...and development has spread along the Cooks River.


Meanwhile, by the train station it now looks like a mirror image of Mascot, or perhaps Newstead in Brisbane.


Still other sites down Canterbury Road await, ripe for development.


There have been some large but temporary spikes in vacancy rates as new projects hit the market.

Having jumped a few times, the officially reported vacancy rate for Canterbury now hovers at just above 3 per cent, a level which typically tends to reflect a moderately weak rental market under the prevailing Australian methodology.  

Median asking rents for apartments have jumped by more than +20 per cent higher in the suburb over the past three years according to SQM Research, doubtless reflecting that the new units are in a different class to the older, poorer quality stock.

The wrap

Clearly there has been quite a shift in the suburb over the past five years, not just in terms of the growing Asian population, but also in the suburb's density.

Both the number of dwellings and the usual resident population jumped by nearly a fifth between the 2011 and 2016 Censuses respectively.

However, it's literally an urban myth that Australia's capital cities are dense - in international terms they are anything but. 

Although the population of Canterbury is denser than it was at just under 39 persons per hectare, as Canterbury Road is developed fully in future the population will become much, much denser over time.

By way of a comparison, according to research by the population experts ID, Australia's densest suburbs have several times this level of density.
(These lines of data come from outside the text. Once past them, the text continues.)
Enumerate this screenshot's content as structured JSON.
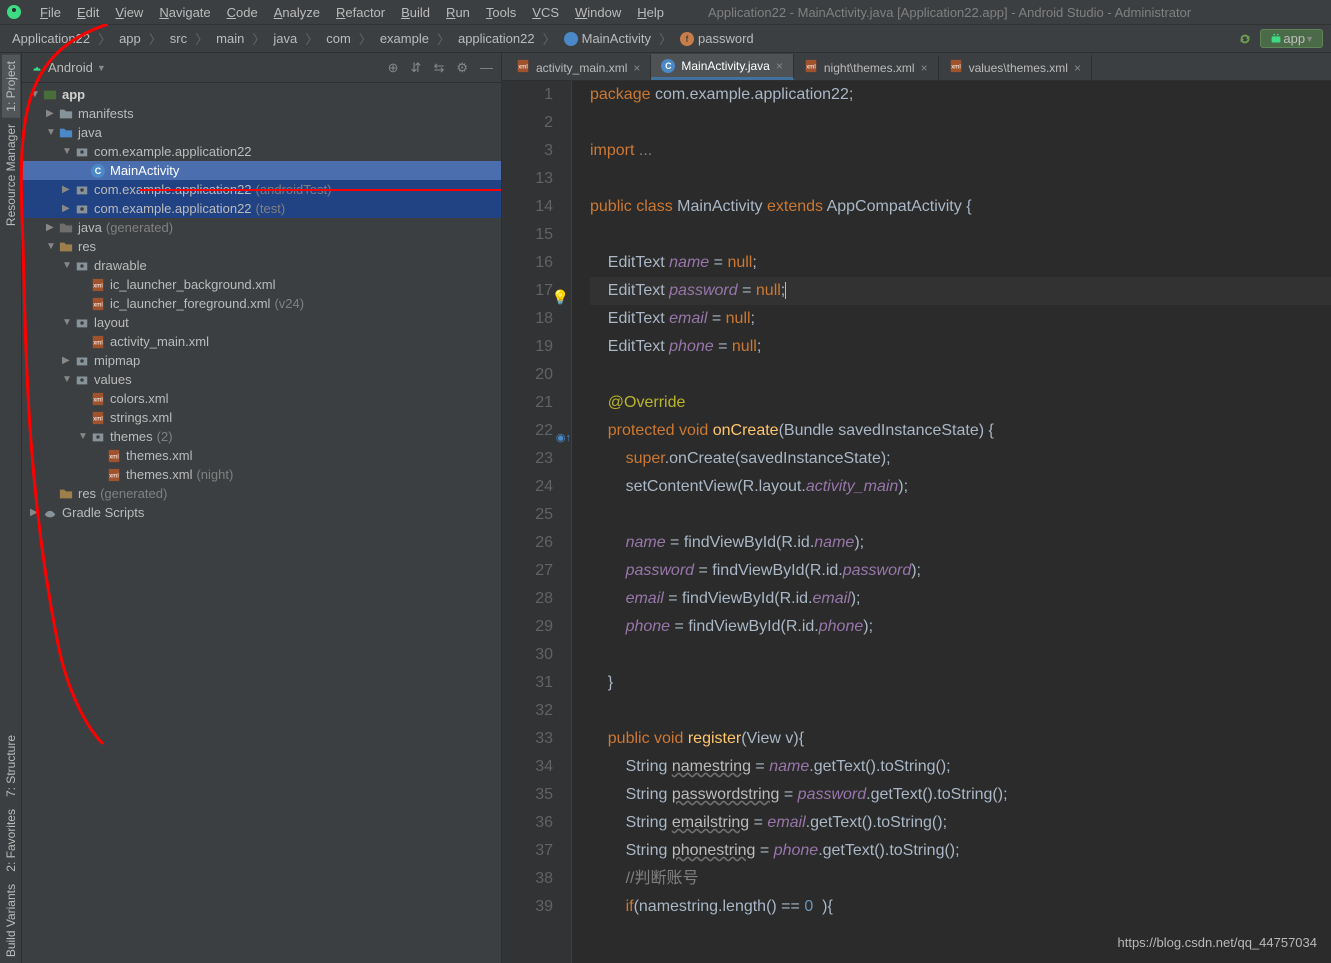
{
  "window_title": "Application22 - MainActivity.java [Application22.app] - Android Studio - Administrator",
  "menu": [
    "File",
    "Edit",
    "View",
    "Navigate",
    "Code",
    "Analyze",
    "Refactor",
    "Build",
    "Run",
    "Tools",
    "VCS",
    "Window",
    "Help"
  ],
  "breadcrumbs": [
    "Application22",
    "app",
    "src",
    "main",
    "java",
    "com",
    "example",
    "application22",
    "MainActivity",
    "password"
  ],
  "run_config": "app",
  "sidebar": {
    "mode": "Android",
    "items": [
      {
        "depth": 0,
        "arrow": "▼",
        "icon": "module",
        "label": "app",
        "bold": true
      },
      {
        "depth": 1,
        "arrow": "▶",
        "icon": "folder",
        "label": "manifests"
      },
      {
        "depth": 1,
        "arrow": "▼",
        "icon": "folder-blue",
        "label": "java"
      },
      {
        "depth": 2,
        "arrow": "▼",
        "icon": "pkg",
        "label": "com.example.application22"
      },
      {
        "depth": 3,
        "arrow": "",
        "icon": "class",
        "label": "MainActivity",
        "sel": true
      },
      {
        "depth": 2,
        "arrow": "▶",
        "icon": "pkg",
        "label": "com.example.application22",
        "dim": "(androidTest)",
        "hl": true
      },
      {
        "depth": 2,
        "arrow": "▶",
        "icon": "pkg",
        "label": "com.example.application22",
        "dim": "(test)",
        "hl": true
      },
      {
        "depth": 1,
        "arrow": "▶",
        "icon": "folder-gen",
        "label": "java",
        "dim": "(generated)"
      },
      {
        "depth": 1,
        "arrow": "▼",
        "icon": "folder-res",
        "label": "res"
      },
      {
        "depth": 2,
        "arrow": "▼",
        "icon": "pkg",
        "label": "drawable"
      },
      {
        "depth": 3,
        "arrow": "",
        "icon": "xml",
        "label": "ic_launcher_background.xml"
      },
      {
        "depth": 3,
        "arrow": "",
        "icon": "xml",
        "label": "ic_launcher_foreground.xml",
        "dim": "(v24)"
      },
      {
        "depth": 2,
        "arrow": "▼",
        "icon": "pkg",
        "label": "layout"
      },
      {
        "depth": 3,
        "arrow": "",
        "icon": "xml",
        "label": "activity_main.xml"
      },
      {
        "depth": 2,
        "arrow": "▶",
        "icon": "pkg",
        "label": "mipmap"
      },
      {
        "depth": 2,
        "arrow": "▼",
        "icon": "pkg",
        "label": "values"
      },
      {
        "depth": 3,
        "arrow": "",
        "icon": "xml",
        "label": "colors.xml"
      },
      {
        "depth": 3,
        "arrow": "",
        "icon": "xml",
        "label": "strings.xml"
      },
      {
        "depth": 3,
        "arrow": "▼",
        "icon": "pkg",
        "label": "themes",
        "dim": "(2)"
      },
      {
        "depth": 4,
        "arrow": "",
        "icon": "xml",
        "label": "themes.xml"
      },
      {
        "depth": 4,
        "arrow": "",
        "icon": "xml",
        "label": "themes.xml",
        "dim": "(night)"
      },
      {
        "depth": 1,
        "arrow": "",
        "icon": "folder-res",
        "label": "res",
        "dim": "(generated)"
      },
      {
        "depth": 0,
        "arrow": "▶",
        "icon": "gradle",
        "label": "Gradle Scripts"
      }
    ]
  },
  "left_tabs": [
    "1: Project",
    "Resource Manager",
    "7: Structure",
    "2: Favorites",
    "Build Variants"
  ],
  "editor_tabs": [
    {
      "icon": "xml",
      "label": "activity_main.xml",
      "active": false
    },
    {
      "icon": "class",
      "label": "MainActivity.java",
      "active": true
    },
    {
      "icon": "xml",
      "label": "night\\themes.xml",
      "active": false
    },
    {
      "icon": "xml",
      "label": "values\\themes.xml",
      "active": false
    }
  ],
  "code": {
    "start_line": 1,
    "lines": [
      {
        "n": 1,
        "html": "<span class='kw'>package</span> <span class='ident'>com.example.application22</span><span class='punc'>;</span>"
      },
      {
        "n": 2,
        "html": ""
      },
      {
        "n": 3,
        "html": "<span class='kw'>import</span> <span class='comment'>...</span>"
      },
      {
        "n": 13,
        "html": ""
      },
      {
        "n": 14,
        "html": "<span class='kw'>public class</span> <span class='type'>MainActivity</span> <span class='kw'>extends</span> <span class='type'>AppCompatActivity</span> <span class='punc'>{</span>"
      },
      {
        "n": 15,
        "html": ""
      },
      {
        "n": 16,
        "html": "    <span class='type'>EditText</span> <span class='field'>name</span> <span class='punc'>=</span> <span class='kw'>null</span><span class='punc'>;</span>"
      },
      {
        "n": 17,
        "html": "    <span class='type'>EditText</span> <span class='field'>password</span> <span class='punc'>=</span> <span class='kw'>null</span><span class='punc'>;</span><span class='caret'></span>",
        "cursor": true,
        "bulb": true
      },
      {
        "n": 18,
        "html": "    <span class='type'>EditText</span> <span class='field'>email</span> <span class='punc'>=</span> <span class='kw'>null</span><span class='punc'>;</span>"
      },
      {
        "n": 19,
        "html": "    <span class='type'>EditText</span> <span class='field'>phone</span> <span class='punc'>=</span> <span class='kw'>null</span><span class='punc'>;</span>"
      },
      {
        "n": 20,
        "html": ""
      },
      {
        "n": 21,
        "html": "    <span class='ann'>@Override</span>"
      },
      {
        "n": 22,
        "html": "    <span class='kw'>protected void</span> <span class='method'>onCreate</span><span class='punc'>(</span><span class='type'>Bundle</span> <span class='param'>savedInstanceState</span><span class='punc'>) {</span>",
        "override": true
      },
      {
        "n": 23,
        "html": "        <span class='kw'>super</span><span class='punc'>.</span><span class='ident'>onCreate(savedInstanceState);</span>"
      },
      {
        "n": 24,
        "html": "        <span class='ident'>setContentView(R.layout.</span><span class='field'>activity_main</span><span class='punc'>);</span>"
      },
      {
        "n": 25,
        "html": ""
      },
      {
        "n": 26,
        "html": "        <span class='field'>name</span> <span class='punc'>=</span> <span class='ident'>findViewById(R.id.</span><span class='field'>name</span><span class='punc'>);</span>"
      },
      {
        "n": 27,
        "html": "        <span class='field'>password</span> <span class='punc'>=</span> <span class='ident'>findViewById(R.id.</span><span class='field'>password</span><span class='punc'>);</span>"
      },
      {
        "n": 28,
        "html": "        <span class='field'>email</span> <span class='punc'>=</span> <span class='ident'>findViewById(R.id.</span><span class='field'>email</span><span class='punc'>);</span>"
      },
      {
        "n": 29,
        "html": "        <span class='field'>phone</span> <span class='punc'>=</span> <span class='ident'>findViewById(R.id.</span><span class='field'>phone</span><span class='punc'>);</span>"
      },
      {
        "n": 30,
        "html": ""
      },
      {
        "n": 31,
        "html": "    <span class='punc'>}</span>"
      },
      {
        "n": 32,
        "html": ""
      },
      {
        "n": 33,
        "html": "    <span class='kw'>public void</span> <span class='method'>register</span><span class='punc'>(</span><span class='type'>View</span> <span class='param'>v</span><span class='punc'>){</span>"
      },
      {
        "n": 34,
        "html": "        <span class='type'>String</span> <span style='text-decoration:underline wavy #707070'>namestring</span> <span class='punc'>=</span> <span class='field'>name</span><span class='ident'>.getText().toString();</span>"
      },
      {
        "n": 35,
        "html": "        <span class='type'>String</span> <span style='text-decoration:underline wavy #707070'>passwordstring</span> <span class='punc'>=</span> <span class='field'>password</span><span class='ident'>.getText().toString();</span>"
      },
      {
        "n": 36,
        "html": "        <span class='type'>String</span> <span style='text-decoration:underline wavy #707070'>emailstring</span> <span class='punc'>=</span> <span class='field'>email</span><span class='ident'>.getText().toString();</span>"
      },
      {
        "n": 37,
        "html": "        <span class='type'>String</span> <span style='text-decoration:underline wavy #707070'>phonestring</span> <span class='punc'>=</span> <span class='field'>phone</span><span class='ident'>.getText().toString();</span>"
      },
      {
        "n": 38,
        "html": "        <span class='comment'>//判断账号</span>"
      },
      {
        "n": 39,
        "html": "        <span class='kw'>if</span><span class='punc'>(</span><span class='ident'>namestring.length() ==</span> <span class='num'>0</span>  <span class='punc'>){</span>"
      }
    ]
  },
  "watermark": "https://blog.csdn.net/qq_44757034"
}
Potts Point has 141 persons per hectare, Pyrmont has 148, and Elizabeth Bay has 216.